■ Work task: An exact reproduction of the data below is expected, free of images.

------------------------------

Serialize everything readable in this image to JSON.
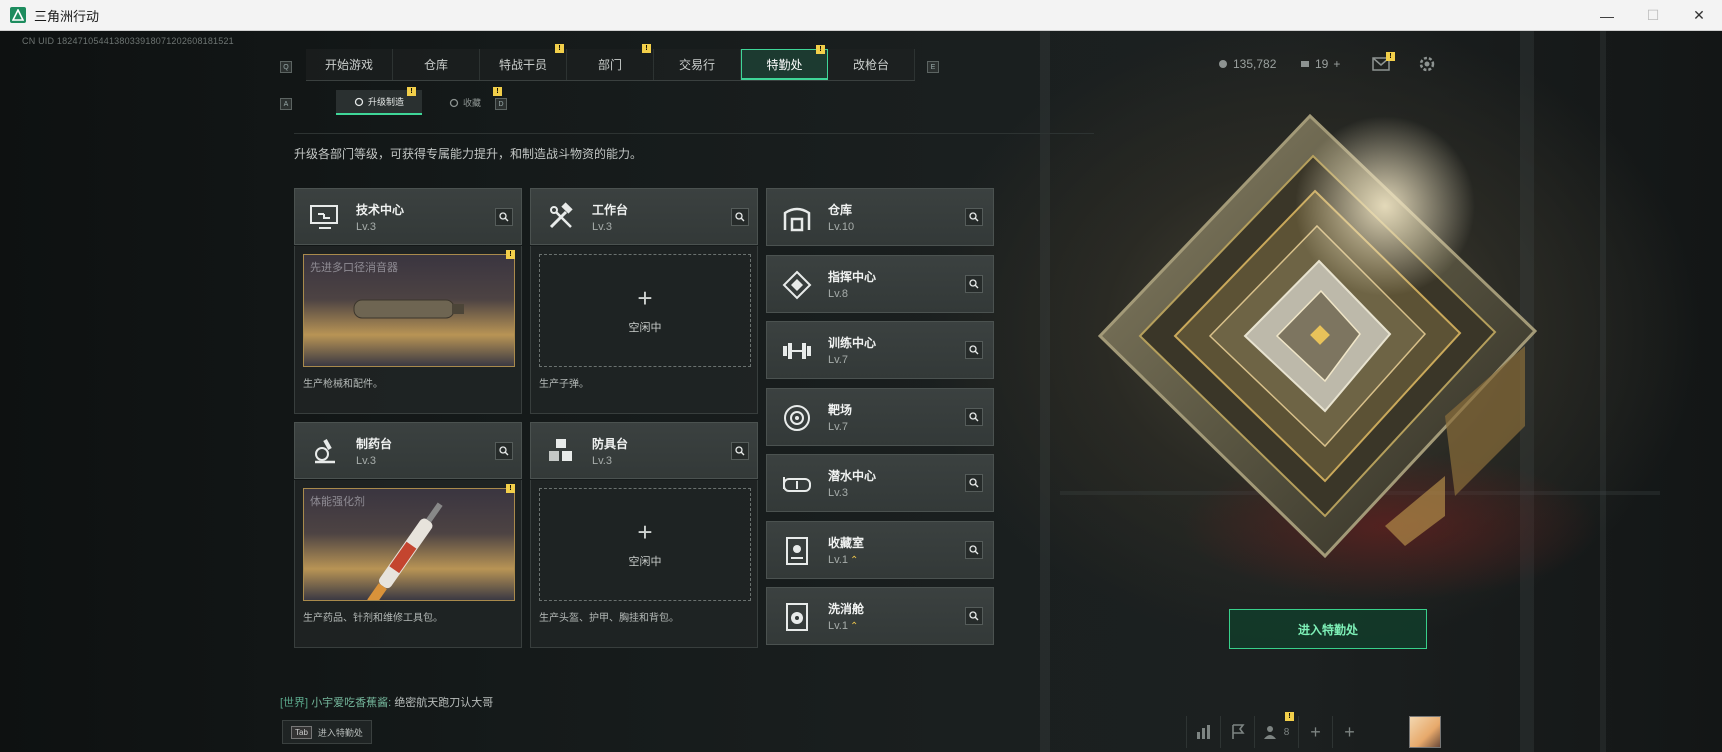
{
  "window": {
    "title": "三角洲行动",
    "minimize": "—",
    "maximize": "☐",
    "close": "✕"
  },
  "uid": "CN UID 1824710544138033918071202608181521",
  "nav": {
    "left_key": "Q",
    "right_key": "E",
    "tabs": [
      {
        "label": "开始游戏",
        "badge": ""
      },
      {
        "label": "仓库",
        "badge": ""
      },
      {
        "label": "特战干员",
        "badge": "!"
      },
      {
        "label": "部门",
        "badge": "!"
      },
      {
        "label": "交易行",
        "badge": ""
      },
      {
        "label": "特勤处",
        "badge": "!",
        "active": true
      },
      {
        "label": "改枪台",
        "badge": ""
      }
    ]
  },
  "subnav": {
    "left_key": "A",
    "right_key": "D",
    "tabs": [
      {
        "label": "升级制造",
        "badge": "!",
        "active": true
      },
      {
        "label": "收藏",
        "badge": "!"
      }
    ]
  },
  "resources": {
    "coins": "135,782",
    "tickets": "19",
    "plus": "+"
  },
  "description": "升级各部门等级，可获得专属能力提升，和制造战斗物资的能力。",
  "cards": [
    {
      "name": "技术中心",
      "level": "Lv.3",
      "icon": "computer-icon",
      "state": "producing",
      "product": "先进多口径消音器",
      "desc": "生产枪械和配件。"
    },
    {
      "name": "工作台",
      "level": "Lv.3",
      "icon": "hammer-wrench-icon",
      "state": "idle",
      "idle_label": "空闲中",
      "desc": "生产子弹。"
    },
    {
      "name": "制药台",
      "level": "Lv.3",
      "icon": "microscope-icon",
      "state": "producing",
      "product": "体能强化剂",
      "desc": "生产药品、针剂和维修工具包。"
    },
    {
      "name": "防具台",
      "level": "Lv.3",
      "icon": "cubes-icon",
      "state": "idle",
      "idle_label": "空闲中",
      "desc": "生产头盔、护甲、胸挂和背包。"
    }
  ],
  "side_cards": [
    {
      "name": "仓库",
      "level": "Lv.10",
      "icon": "warehouse-icon",
      "upgradable": false
    },
    {
      "name": "指挥中心",
      "level": "Lv.8",
      "icon": "command-icon",
      "upgradable": false
    },
    {
      "name": "训练中心",
      "level": "Lv.7",
      "icon": "dumbbell-icon",
      "upgradable": false
    },
    {
      "name": "靶场",
      "level": "Lv.7",
      "icon": "target-icon",
      "upgradable": false
    },
    {
      "name": "潜水中心",
      "level": "Lv.3",
      "icon": "diving-mask-icon",
      "upgradable": false
    },
    {
      "name": "收藏室",
      "level": "Lv.1",
      "icon": "collection-icon",
      "upgradable": true
    },
    {
      "name": "洗消舱",
      "level": "Lv.1",
      "icon": "radiation-icon",
      "upgradable": true
    }
  ],
  "enter_button": "进入特勤处",
  "chat": {
    "channel": "[世界]",
    "user": "小宇爱吃香蕉酱:",
    "message": "绝密航天跑刀认大哥"
  },
  "tab_hint": {
    "key": "Tab",
    "label": "进入特勤处"
  },
  "bottom": {
    "friends_count": "8"
  },
  "colors": {
    "accent": "#3fd698",
    "badge": "#f2cf4a",
    "product_border": "#a98a4c"
  }
}
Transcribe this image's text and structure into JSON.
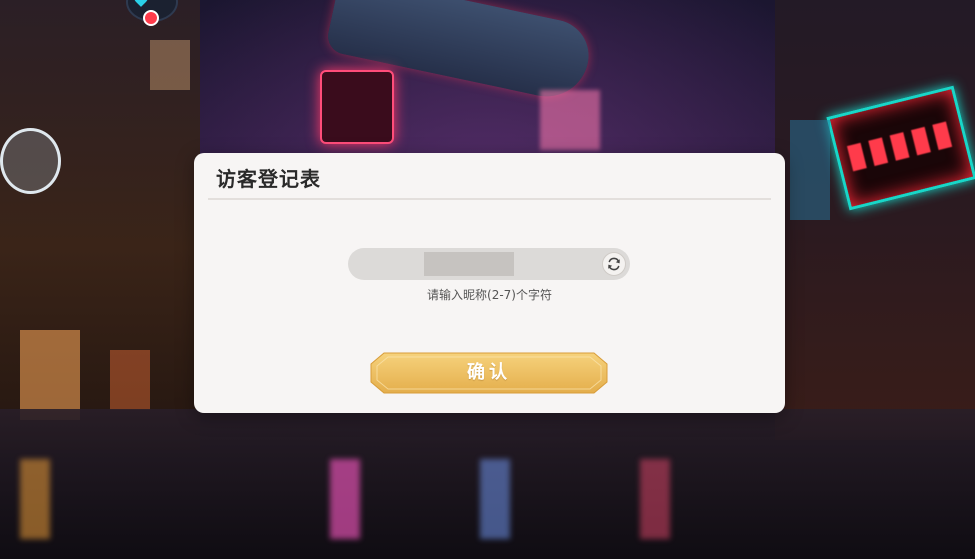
{
  "dialog": {
    "title": "访客登记表",
    "name_input_value": "",
    "hint": "请输入昵称(2-7)个字符",
    "confirm_label": "确认"
  },
  "icons": {
    "refresh": "refresh-icon",
    "badge": "map-marker-icon"
  },
  "colors": {
    "dialog_bg": "#f7f5f4",
    "button_gold": "#ecbd5c",
    "input_bg": "#dcdad8"
  }
}
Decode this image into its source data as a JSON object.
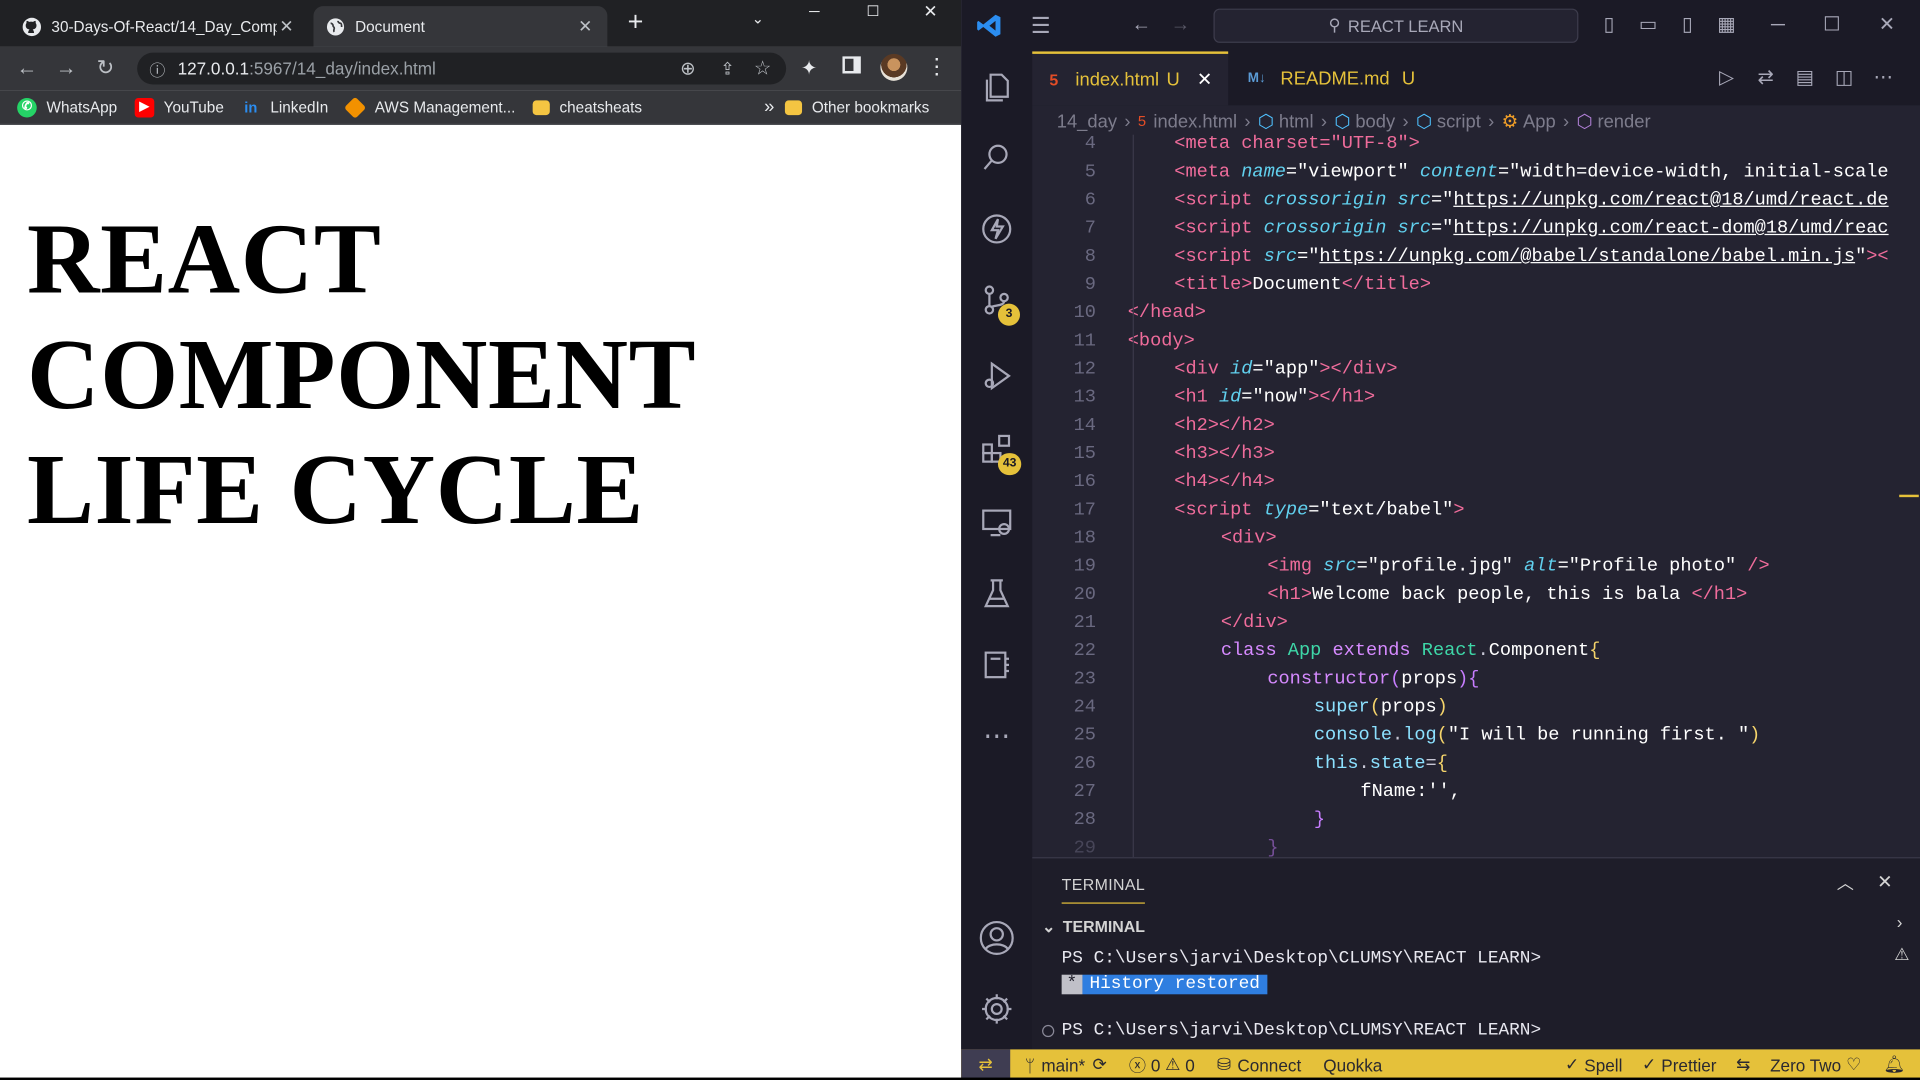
{
  "browser": {
    "tabs": [
      {
        "title": "30-Days-Of-React/14_Day_Comp",
        "icon": "github-icon"
      },
      {
        "title": "Document",
        "icon": "globe-icon"
      }
    ],
    "url_host": "127.0.0.1",
    "url_path": ":5967/14_day/index.html",
    "bookmarks": [
      {
        "label": "WhatsApp",
        "color": "#25d366"
      },
      {
        "label": "YouTube",
        "color": "#ff0000"
      },
      {
        "label": "LinkedIn",
        "color": "#0a66c2"
      },
      {
        "label": "AWS Management...",
        "color": "#f29100"
      },
      {
        "label": "cheatsheats",
        "color": "#f4c542"
      }
    ],
    "bookmarks_overflow": "»",
    "other_bookmarks": "Other bookmarks",
    "page_heading_lines": [
      "REACT",
      "COMPONENT",
      "LIFE CYCLE"
    ]
  },
  "vscode": {
    "search_label": "REACT LEARN",
    "accent": "#e5c13a",
    "activity_badges": {
      "source_control": "3",
      "extensions": "43"
    },
    "editor_tabs": [
      {
        "name": "index.html",
        "status": "U",
        "type": "html"
      },
      {
        "name": "README.md",
        "status": "U",
        "type": "md"
      }
    ],
    "breadcrumbs": [
      "14_day",
      "index.html",
      "html",
      "body",
      "script",
      "App",
      "render"
    ],
    "code_lines": [
      {
        "n": "4"
      },
      {
        "n": "5"
      },
      {
        "n": "6"
      },
      {
        "n": "7"
      },
      {
        "n": "8"
      },
      {
        "n": "9"
      },
      {
        "n": "10"
      },
      {
        "n": "11"
      },
      {
        "n": "12"
      },
      {
        "n": "13"
      },
      {
        "n": "14"
      },
      {
        "n": "15"
      },
      {
        "n": "16"
      },
      {
        "n": "17"
      },
      {
        "n": "18"
      },
      {
        "n": "19"
      },
      {
        "n": "20"
      },
      {
        "n": "21"
      },
      {
        "n": "22"
      },
      {
        "n": "23"
      },
      {
        "n": "24"
      },
      {
        "n": "25"
      },
      {
        "n": "26"
      },
      {
        "n": "27"
      },
      {
        "n": "28"
      }
    ],
    "code_text": {
      "l4": "<meta charset=\"UTF-8\">",
      "l5a": "<meta ",
      "l5b": "name",
      "l5c": "=\"viewport\" ",
      "l5d": "content",
      "l5e": "=\"width=device-width, initial-scale",
      "l6a": "<script ",
      "l6b": "crossorigin",
      "l6c": " src",
      "l6d": "=\"",
      "l6e": "https://unpkg.com/react@18/umd/react.de",
      "l7e": "https://unpkg.com/react-dom@18/umd/reac",
      "l8e": "https://unpkg.com/@babel/standalone/babel.min.js",
      "l9": "Document",
      "l17": "text/babel",
      "l19a": "profile.jpg",
      "l19b": "Profile photo",
      "l20": "Welcome back people, this is bala ",
      "l22a": "class",
      "l22b": "App",
      "l22c": "extends",
      "l22d": "React",
      "l22e": "Component",
      "l23a": "constructor",
      "l23b": "props",
      "l24a": "super",
      "l24b": "props",
      "l25a": "console",
      "l25b": "log",
      "l25c": "\"I will be running first. \"",
      "l26a": "this",
      "l26b": "state",
      "l27": "fName:'',"
    },
    "panel_tab": "TERMINAL",
    "terminal_section": "TERMINAL",
    "terminal_prompt": "PS C:\\Users\\jarvi\\Desktop\\CLUMSY\\REACT LEARN>",
    "history_star": "*",
    "history_msg": "History restored",
    "status": {
      "branch": "main*",
      "errors": "0",
      "warnings": "0",
      "connect": "Connect",
      "quokka": "Quokka",
      "spell": "Spell",
      "prettier": "Prettier",
      "theme": "Zero Two"
    }
  }
}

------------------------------

■ Response:
Serialize everything readable in this image to JSON.
{
  "window": {
    "title": "三角洲行动",
    "minimize": "—",
    "maximize": "☐",
    "close": "✕"
  },
  "uid": "CN UID 1824710544138033918071202608181521",
  "nav": {
    "left_key": "Q",
    "right_key": "E",
    "tabs": [
      {
        "label": "开始游戏",
        "badge": ""
      },
      {
        "label": "仓库",
        "badge": ""
      },
      {
        "label": "特战干员",
        "badge": "!"
      },
      {
        "label": "部门",
        "badge": "!"
      },
      {
        "label": "交易行",
        "badge": ""
      },
      {
        "label": "特勤处",
        "badge": "!",
        "active": true
      },
      {
        "label": "改枪台",
        "badge": ""
      }
    ]
  },
  "subnav": {
    "left_key": "A",
    "right_key": "D",
    "tabs": [
      {
        "label": "升级制造",
        "badge": "!",
        "active": true
      },
      {
        "label": "收藏",
        "badge": "!"
      }
    ]
  },
  "resources": {
    "coins": "135,782",
    "tickets": "19",
    "plus": "+"
  },
  "description": "升级各部门等级，可获得专属能力提升，和制造战斗物资的能力。",
  "cards": [
    {
      "name": "技术中心",
      "level": "Lv.3",
      "icon": "computer-icon",
      "state": "producing",
      "product": "先进多口径消音器",
      "desc": "生产枪械和配件。"
    },
    {
      "name": "工作台",
      "level": "Lv.3",
      "icon": "hammer-wrench-icon",
      "state": "idle",
      "idle_label": "空闲中",
      "desc": "生产子弹。"
    },
    {
      "name": "制药台",
      "level": "Lv.3",
      "icon": "microscope-icon",
      "state": "producing",
      "product": "体能强化剂",
      "desc": "生产药品、针剂和维修工具包。"
    },
    {
      "name": "防具台",
      "level": "Lv.3",
      "icon": "cubes-icon",
      "state": "idle",
      "idle_label": "空闲中",
      "desc": "生产头盔、护甲、胸挂和背包。"
    }
  ],
  "side_cards": [
    {
      "name": "仓库",
      "level": "Lv.10",
      "icon": "warehouse-icon",
      "upgradable": false
    },
    {
      "name": "指挥中心",
      "level": "Lv.8",
      "icon": "command-icon",
      "upgradable": false
    },
    {
      "name": "训练中心",
      "level": "Lv.7",
      "icon": "dumbbell-icon",
      "upgradable": false
    },
    {
      "name": "靶场",
      "level": "Lv.7",
      "icon": "target-icon",
      "upgradable": false
    },
    {
      "name": "潜水中心",
      "level": "Lv.3",
      "icon": "diving-mask-icon",
      "upgradable": false
    },
    {
      "name": "收藏室",
      "level": "Lv.1",
      "icon": "collection-icon",
      "upgradable": true
    },
    {
      "name": "洗消舱",
      "level": "Lv.1",
      "icon": "radiation-icon",
      "upgradable": true
    }
  ],
  "enter_button": "进入特勤处",
  "chat": {
    "channel": "[世界]",
    "user": "小宇爱吃香蕉酱:",
    "message": "绝密航天跑刀认大哥"
  },
  "tab_hint": {
    "key": "Tab",
    "label": "进入特勤处"
  },
  "bottom": {
    "friends_count": "8"
  },
  "colors": {
    "accent": "#3fd698",
    "badge": "#f2cf4a",
    "product_border": "#a98a4c"
  }
}
Transcribe this image's text and structure into JSON.
{
  "dialog": {
    "title": "访客登记表",
    "name_input_value": "",
    "hint": "请输入昵称(2-7)个字符",
    "confirm_label": "确认"
  },
  "icons": {
    "refresh": "refresh-icon",
    "badge": "map-marker-icon"
  },
  "colors": {
    "dialog_bg": "#f7f5f4",
    "button_gold": "#ecbd5c",
    "input_bg": "#dcdad8"
  }
}
Decode this image into its source data as a JSON object.
{
  "browser": {
    "tabs": [
      {
        "title": "30-Days-Of-React/14_Day_Comp",
        "icon": "github-icon"
      },
      {
        "title": "Document",
        "icon": "globe-icon"
      }
    ],
    "url_host": "127.0.0.1",
    "url_path": ":5967/14_day/index.html",
    "bookmarks": [
      {
        "label": "WhatsApp",
        "color": "#25d366"
      },
      {
        "label": "YouTube",
        "color": "#ff0000"
      },
      {
        "label": "LinkedIn",
        "color": "#0a66c2"
      },
      {
        "label": "AWS Management...",
        "color": "#f29100"
      },
      {
        "label": "cheatsheats",
        "color": "#f4c542"
      }
    ],
    "bookmarks_overflow": "»",
    "other_bookmarks": "Other bookmarks",
    "page_heading_lines": [
      "REACT",
      "COMPONENT",
      "LIFE CYCLE"
    ]
  },
  "vscode": {
    "search_label": "REACT LEARN",
    "accent": "#e5c13a",
    "activity_badges": {
      "source_control": "3",
      "extensions": "43"
    },
    "editor_tabs": [
      {
        "name": "index.html",
        "status": "U",
        "type": "html"
      },
      {
        "name": "README.md",
        "status": "U",
        "type": "md"
      }
    ],
    "breadcrumbs": [
      "14_day",
      "index.html",
      "html",
      "body",
      "script",
      "App",
      "render"
    ],
    "code_lines": [
      {
        "n": "4"
      },
      {
        "n": "5"
      },
      {
        "n": "6"
      },
      {
        "n": "7"
      },
      {
        "n": "8"
      },
      {
        "n": "9"
      },
      {
        "n": "10"
      },
      {
        "n": "11"
      },
      {
        "n": "12"
      },
      {
        "n": "13"
      },
      {
        "n": "14"
      },
      {
        "n": "15"
      },
      {
        "n": "16"
      },
      {
        "n": "17"
      },
      {
        "n": "18"
      },
      {
        "n": "19"
      },
      {
        "n": "20"
      },
      {
        "n": "21"
      },
      {
        "n": "22"
      },
      {
        "n": "23"
      },
      {
        "n": "24"
      },
      {
        "n": "25"
      },
      {
        "n": "26"
      },
      {
        "n": "27"
      },
      {
        "n": "28"
      }
    ],
    "code_text": {
      "l4": "<meta charset=\"UTF-8\">",
      "l5a": "<meta ",
      "l5b": "name",
      "l5c": "=\"viewport\" ",
      "l5d": "content",
      "l5e": "=\"width=device-width, initial-scale",
      "l6a": "<script ",
      "l6b": "crossorigin",
      "l6c": " src",
      "l6d": "=\"",
      "l6e": "https://unpkg.com/react@18/umd/react.de",
      "l7e": "https://unpkg.com/react-dom@18/umd/reac",
      "l8e": "https://unpkg.com/@babel/standalone/babel.min.js",
      "l9": "Document",
      "l17": "text/babel",
      "l19a": "profile.jpg",
      "l19b": "Profile photo",
      "l20": "Welcome back people, this is bala ",
      "l22a": "class",
      "l22b": "App",
      "l22c": "extends",
      "l22d": "React",
      "l22e": "Component",
      "l23a": "constructor",
      "l23b": "props",
      "l24a": "super",
      "l24b": "props",
      "l25a": "console",
      "l25b": "log",
      "l25c": "\"I will be running first. \"",
      "l26a": "this",
      "l26b": "state",
      "l27": "fName:'',"
    },
    "panel_tab": "TERMINAL",
    "terminal_section": "TERMINAL",
    "terminal_prompt": "PS C:\\Users\\jarvi\\Desktop\\CLUMSY\\REACT LEARN>",
    "history_star": "*",
    "history_msg": "History restored",
    "status": {
      "branch": "main*",
      "errors": "0",
      "warnings": "0",
      "connect": "Connect",
      "quokka": "Quokka",
      "spell": "Spell",
      "prettier": "Prettier",
      "theme": "Zero Two"
    }
  }
}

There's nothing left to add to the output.